Whenever a line in the listing contains "Checklists", copy that line.

### Supplied material
* * * * *

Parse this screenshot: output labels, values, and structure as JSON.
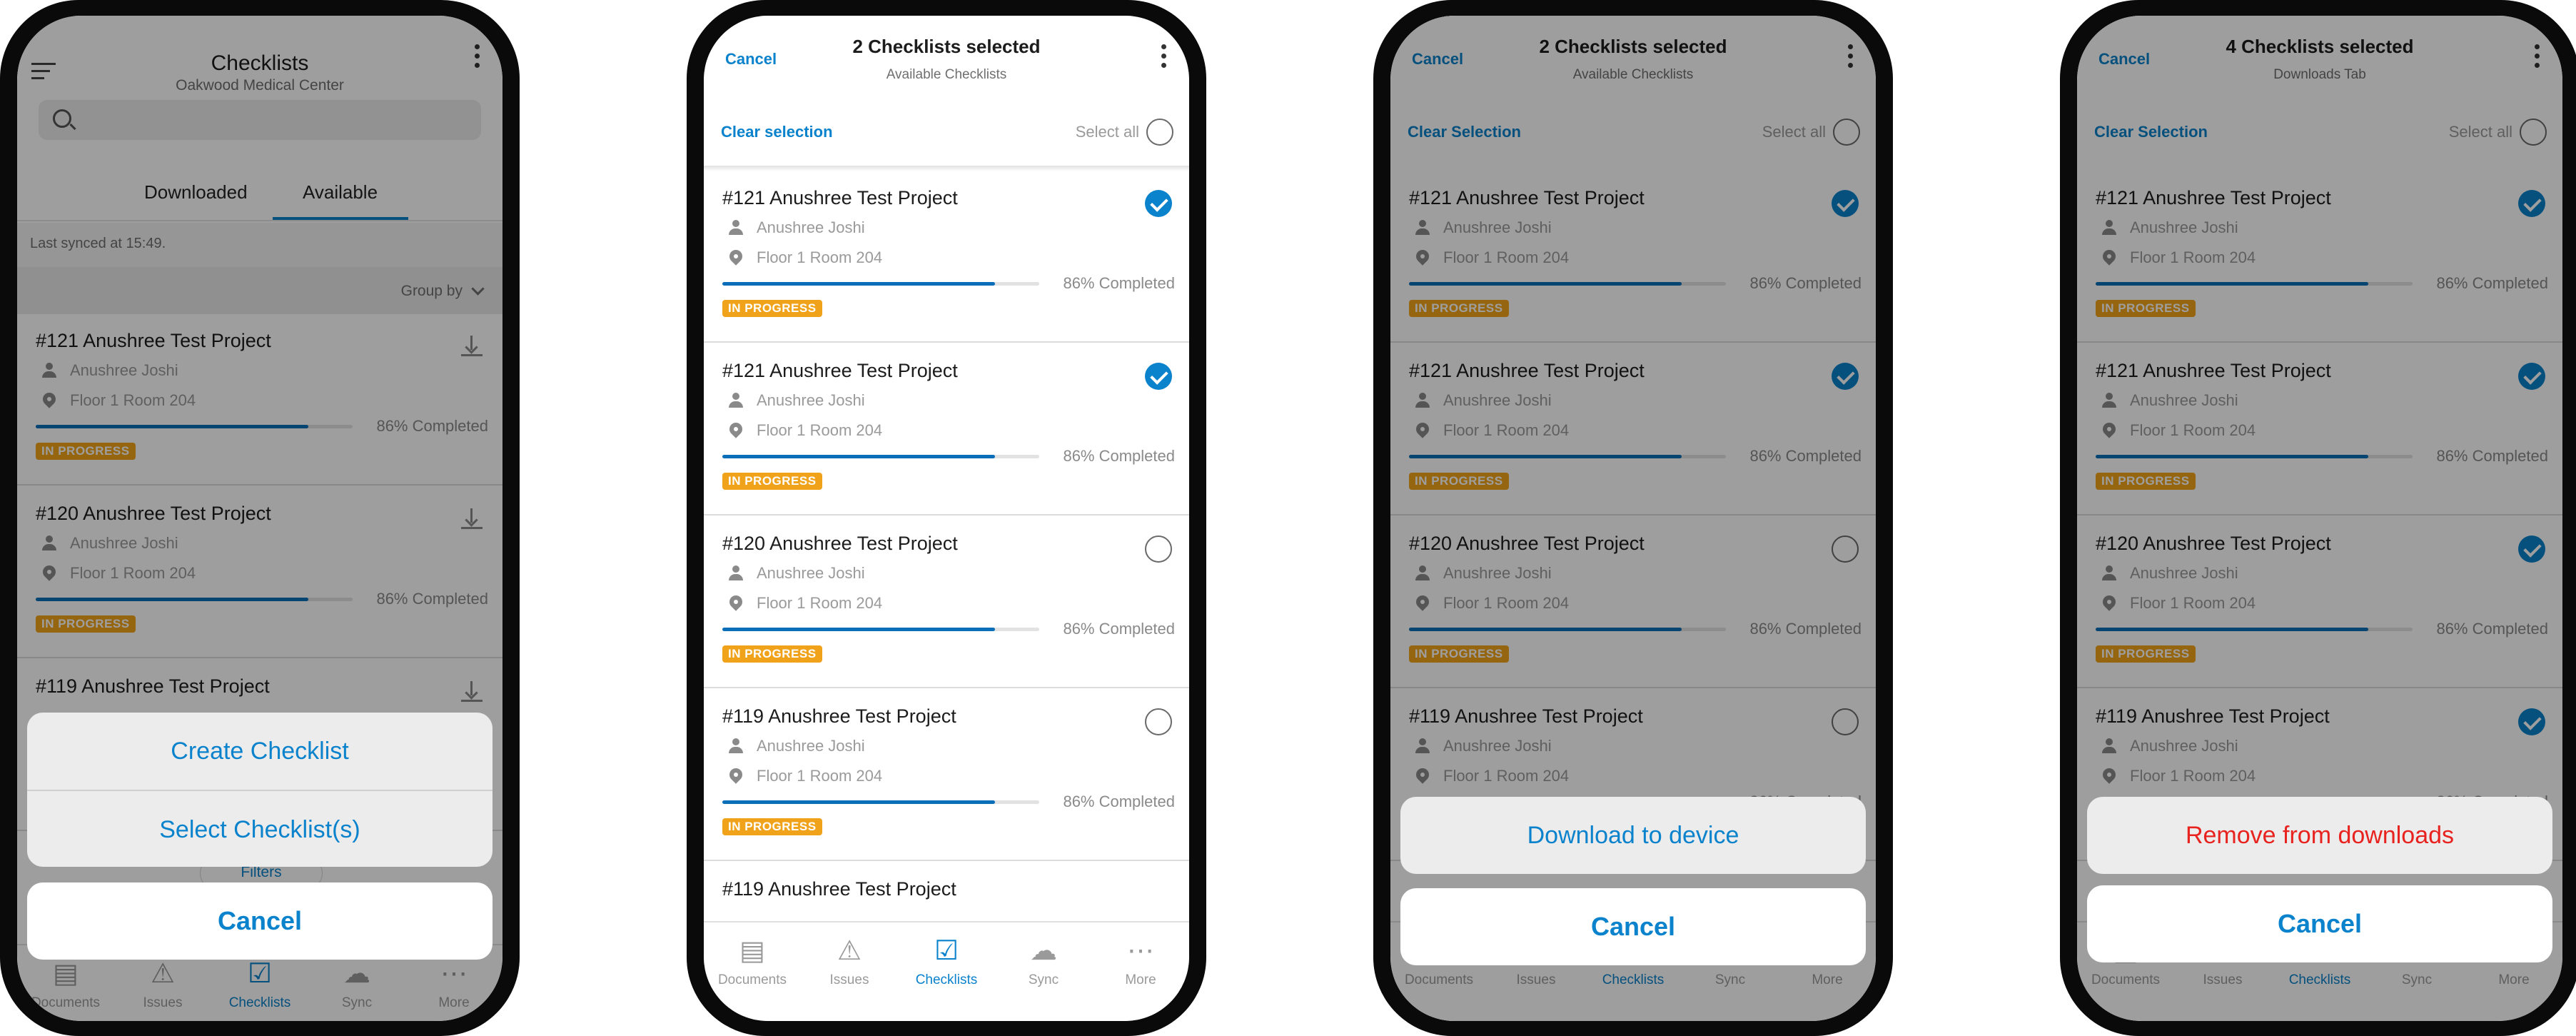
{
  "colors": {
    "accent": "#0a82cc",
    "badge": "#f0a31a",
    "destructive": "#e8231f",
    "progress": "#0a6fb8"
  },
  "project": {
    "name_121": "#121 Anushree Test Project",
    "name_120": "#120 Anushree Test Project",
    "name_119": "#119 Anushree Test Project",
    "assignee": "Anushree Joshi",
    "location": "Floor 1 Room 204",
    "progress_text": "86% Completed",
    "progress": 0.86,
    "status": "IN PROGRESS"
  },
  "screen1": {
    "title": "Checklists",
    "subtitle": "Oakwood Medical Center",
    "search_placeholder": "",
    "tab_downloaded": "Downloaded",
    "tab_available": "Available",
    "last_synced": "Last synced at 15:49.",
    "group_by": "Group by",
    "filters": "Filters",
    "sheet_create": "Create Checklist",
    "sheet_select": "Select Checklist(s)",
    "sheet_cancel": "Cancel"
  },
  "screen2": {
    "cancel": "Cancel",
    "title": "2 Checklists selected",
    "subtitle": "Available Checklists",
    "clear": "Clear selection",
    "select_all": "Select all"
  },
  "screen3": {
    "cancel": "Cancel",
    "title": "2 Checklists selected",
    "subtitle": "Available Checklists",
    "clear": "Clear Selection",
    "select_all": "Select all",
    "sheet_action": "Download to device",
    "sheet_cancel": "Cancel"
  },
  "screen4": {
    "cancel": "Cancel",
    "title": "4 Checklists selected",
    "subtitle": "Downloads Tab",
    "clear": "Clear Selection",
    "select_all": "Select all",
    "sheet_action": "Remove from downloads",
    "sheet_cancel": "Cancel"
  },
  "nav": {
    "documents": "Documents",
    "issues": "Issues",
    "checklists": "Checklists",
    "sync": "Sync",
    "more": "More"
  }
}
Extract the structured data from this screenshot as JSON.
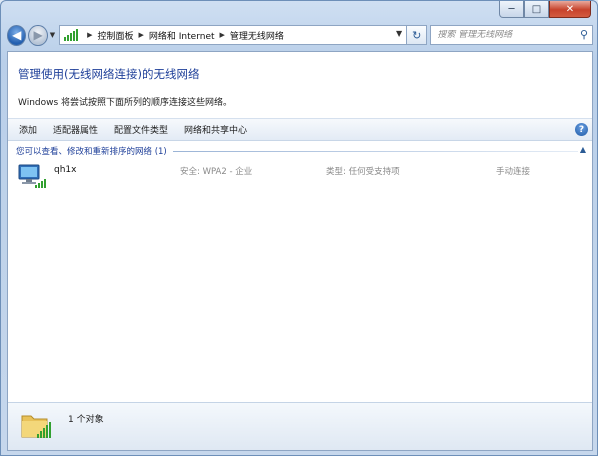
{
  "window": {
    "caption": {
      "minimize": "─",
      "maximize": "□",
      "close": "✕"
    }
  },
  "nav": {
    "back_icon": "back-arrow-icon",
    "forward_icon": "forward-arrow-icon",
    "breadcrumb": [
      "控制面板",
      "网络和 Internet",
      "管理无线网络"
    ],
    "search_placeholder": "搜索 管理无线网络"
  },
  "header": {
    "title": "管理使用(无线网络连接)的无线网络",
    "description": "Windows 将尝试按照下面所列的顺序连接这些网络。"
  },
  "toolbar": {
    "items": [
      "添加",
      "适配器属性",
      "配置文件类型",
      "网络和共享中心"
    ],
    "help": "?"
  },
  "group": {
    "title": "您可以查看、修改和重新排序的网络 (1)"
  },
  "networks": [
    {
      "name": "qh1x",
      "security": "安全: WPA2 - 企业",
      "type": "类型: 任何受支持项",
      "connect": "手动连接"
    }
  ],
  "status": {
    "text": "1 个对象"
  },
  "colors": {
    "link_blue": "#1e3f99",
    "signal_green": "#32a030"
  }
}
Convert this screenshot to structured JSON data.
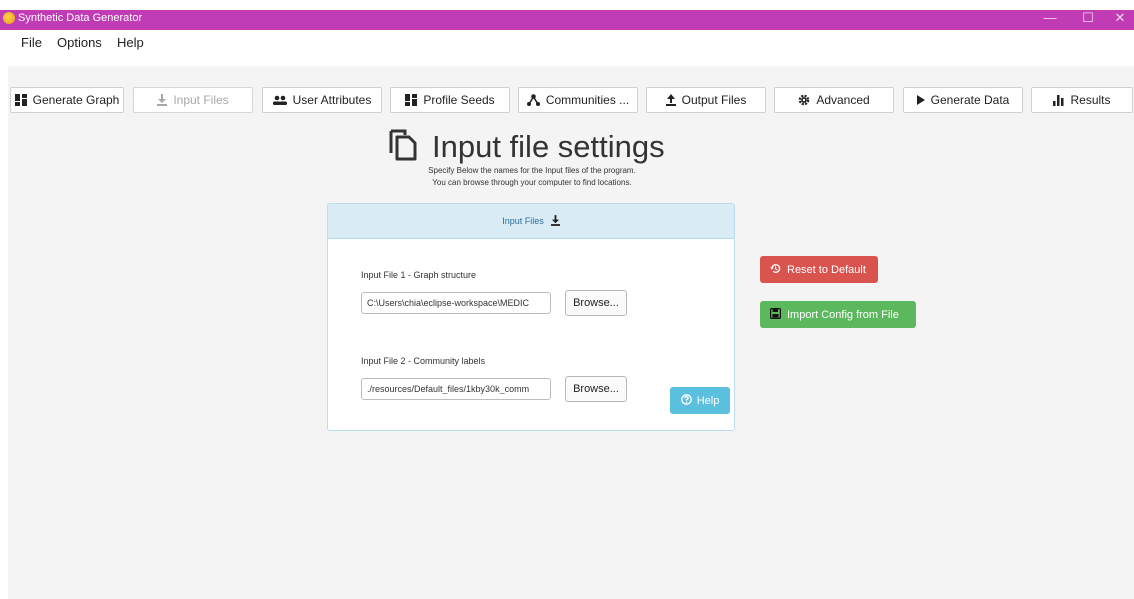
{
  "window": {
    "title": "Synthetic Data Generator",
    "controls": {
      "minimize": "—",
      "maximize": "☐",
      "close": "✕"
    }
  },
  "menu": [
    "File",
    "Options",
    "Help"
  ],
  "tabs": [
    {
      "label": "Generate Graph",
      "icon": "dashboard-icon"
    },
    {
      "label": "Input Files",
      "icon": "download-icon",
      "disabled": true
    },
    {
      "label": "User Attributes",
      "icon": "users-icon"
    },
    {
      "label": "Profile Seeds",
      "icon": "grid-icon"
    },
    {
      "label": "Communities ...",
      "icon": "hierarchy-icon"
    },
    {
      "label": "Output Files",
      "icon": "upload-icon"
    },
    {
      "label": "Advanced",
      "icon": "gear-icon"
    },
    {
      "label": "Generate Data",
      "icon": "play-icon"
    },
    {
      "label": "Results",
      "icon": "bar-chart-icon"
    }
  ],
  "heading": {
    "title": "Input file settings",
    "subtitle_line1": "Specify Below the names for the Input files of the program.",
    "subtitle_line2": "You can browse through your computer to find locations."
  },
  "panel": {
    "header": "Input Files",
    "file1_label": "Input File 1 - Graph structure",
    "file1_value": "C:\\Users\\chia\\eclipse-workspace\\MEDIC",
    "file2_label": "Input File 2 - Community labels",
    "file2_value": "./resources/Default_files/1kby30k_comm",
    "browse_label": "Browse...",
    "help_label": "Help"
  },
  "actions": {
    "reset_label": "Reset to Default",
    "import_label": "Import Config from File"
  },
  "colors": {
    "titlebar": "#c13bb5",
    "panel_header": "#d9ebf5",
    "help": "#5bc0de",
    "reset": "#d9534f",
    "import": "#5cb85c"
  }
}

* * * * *

### Result below
    "title": "Checklists",
    "title": "2 Checklists selected",
    "subtitle": "Available Checklists",
    "title": "2 Checklists selected",
    "subtitle": "Available Checklists",
    "title": "4 Checklists selected",
    "checklists": "Checklists",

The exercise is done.